• TASK PROMPT: From top to bottom, print the listing word for word and skip any pictures it contains.

• INPUT DATA:
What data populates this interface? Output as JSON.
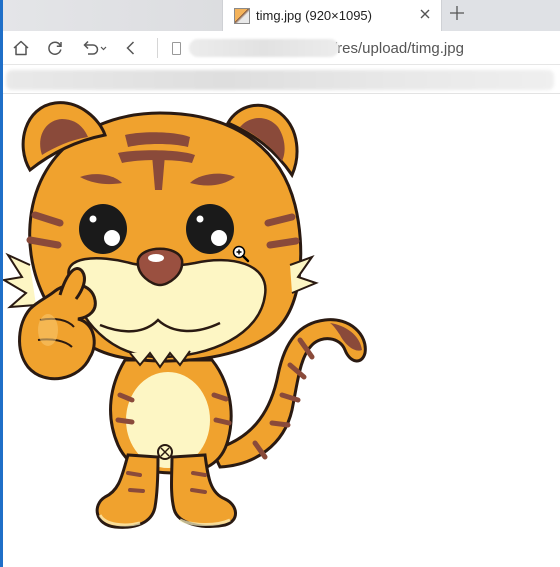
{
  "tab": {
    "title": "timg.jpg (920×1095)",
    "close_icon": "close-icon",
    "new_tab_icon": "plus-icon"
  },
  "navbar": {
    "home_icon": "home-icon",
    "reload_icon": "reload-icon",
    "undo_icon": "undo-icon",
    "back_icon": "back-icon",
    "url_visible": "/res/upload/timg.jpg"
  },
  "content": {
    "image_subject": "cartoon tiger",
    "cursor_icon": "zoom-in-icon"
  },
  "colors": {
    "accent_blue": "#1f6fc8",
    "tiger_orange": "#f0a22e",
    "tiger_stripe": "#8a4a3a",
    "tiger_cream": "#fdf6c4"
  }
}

• EXPECTED ANSWER:
What data populates this interface? Output as JSON.
{
  "tab": {
    "title": "timg.jpg (920×1095)",
    "close_icon": "close-icon",
    "new_tab_icon": "plus-icon"
  },
  "navbar": {
    "home_icon": "home-icon",
    "reload_icon": "reload-icon",
    "undo_icon": "undo-icon",
    "back_icon": "back-icon",
    "url_visible": "/res/upload/timg.jpg"
  },
  "content": {
    "image_subject": "cartoon tiger",
    "cursor_icon": "zoom-in-icon"
  },
  "colors": {
    "accent_blue": "#1f6fc8",
    "tiger_orange": "#f0a22e",
    "tiger_stripe": "#8a4a3a",
    "tiger_cream": "#fdf6c4"
  }
}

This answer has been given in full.